The plan to make the constitutional amendment a party issue seems contrary to the spirit of the Constitution. By requiring the people’s ratification before a constitutional amendment may take effect, the Constitution intends that in all matters effecting changes in its provisions, each manor woman should vote as a free-thinking citizen, and not as a a party man or woman fettered by party discipline. Only in this way can the best provisions find their way into the Constitution. As you stated in your speech of February 5,1935 – “xxx the success of this convention is due in large measure to the fact that when you first entered the portals of this august hall, you left behind you the bias of partisan-ship and all the prejudices and pettiness of political passion. You came here as Filipino with no political affiliation xxx. Your yardstick was merit, tour test that of patriotsm.”

In such an atmosphere, it was possible to make a Constitution which, in your own words, “is an expression of the genius and political ideas of our race, adequately meets the requirements of the age in which we live, and at the same time is broad enough to encompass problems that may face future generations.” With the Constitution so well framed, don’t you think it untimely and inadvisable to change it now, when “the bias of partisanship and all the prejudices and pettiness of political passion” may influence those called upon to change it?

The fact that approval of pending congressional legislation may make amendment necessary is not a sufficient excuse for the proposed amendment on re-election. The pending congressional legislation will occasion changes only in the ordinance appended to the Constitution, but not in the Constitution itself. The ordinance is merely a temporary law which will automatically cease to have effect when we become independent; the Constitution, properly speaking, is the fundamental law, stable and permanent in character, intended to govern this country even after 1946. Conditions justifying a change only in the ordinance cannot justify amendments in the Constitution proper.

No Need of Re-election

The argument that six years is too long for a bad president and too short for a good one, is a shibboleth more rhetorical and true. One fundamental feature of representative democracy is rotation in office so as to give all equal opportunities for service. If a president is bad, the impeachment clause of the Constitution will take care of him. If he is good, he should be able to accomplish all that is expected of him in six years. If he fails to accomplish what is expected of him during his time, then he is not worthy of re-election. In any event, therefore, there is no necessity for amending the Constitution to provide for re-election.

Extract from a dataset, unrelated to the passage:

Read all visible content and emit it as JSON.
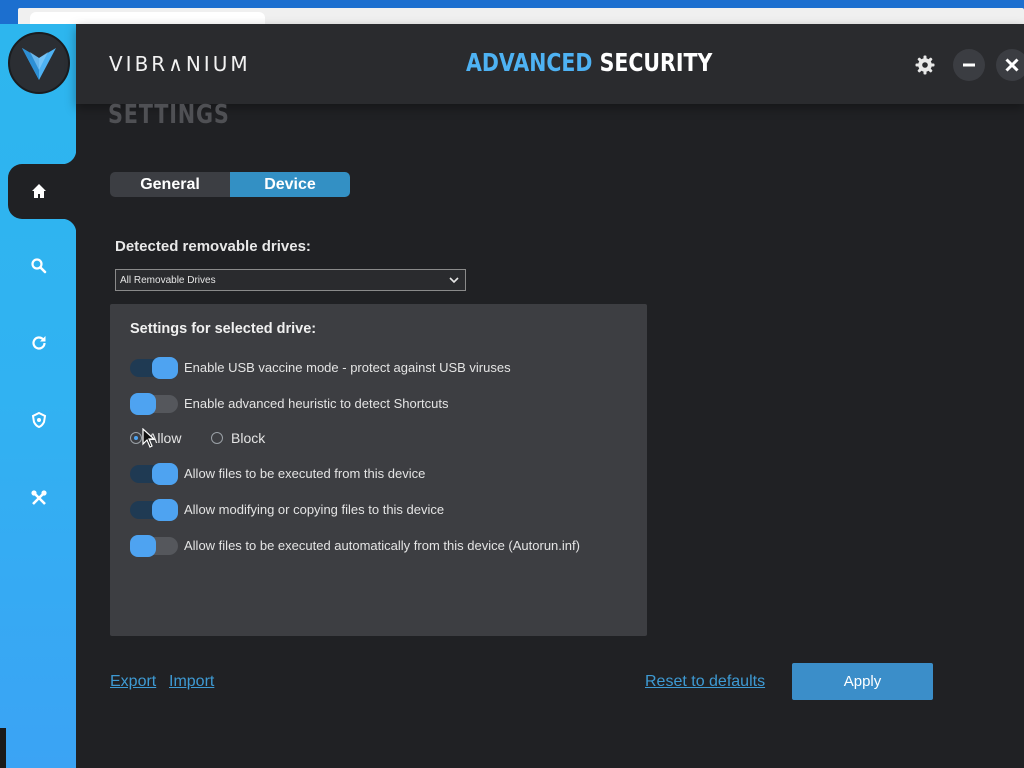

We are not face to face with any problem really demanding constitutional amendment. No man can enumerate the specific problem that we may have to face in the next few years and say, with absolute truth and honesty, that out of the 16,000,000 Filipinos, you are the only man blessed by God with patriotism, ability, and genius to meet such problems. Only in such a case can we rightly say that there is a need for amending the Constitution to allow your re-election – and, perhaps, even your perpetuation in office.

In closing, Your Excellency, may I hope that you will choose to take a much-deserved rest, with the gratitude and blessing of the Filipino people, after your six years of office and give an opportunity to others to serve their country as well as you have done, so that in the first trying years of the future Republic we may have sufficiently experienced men from whom to pick our leaders.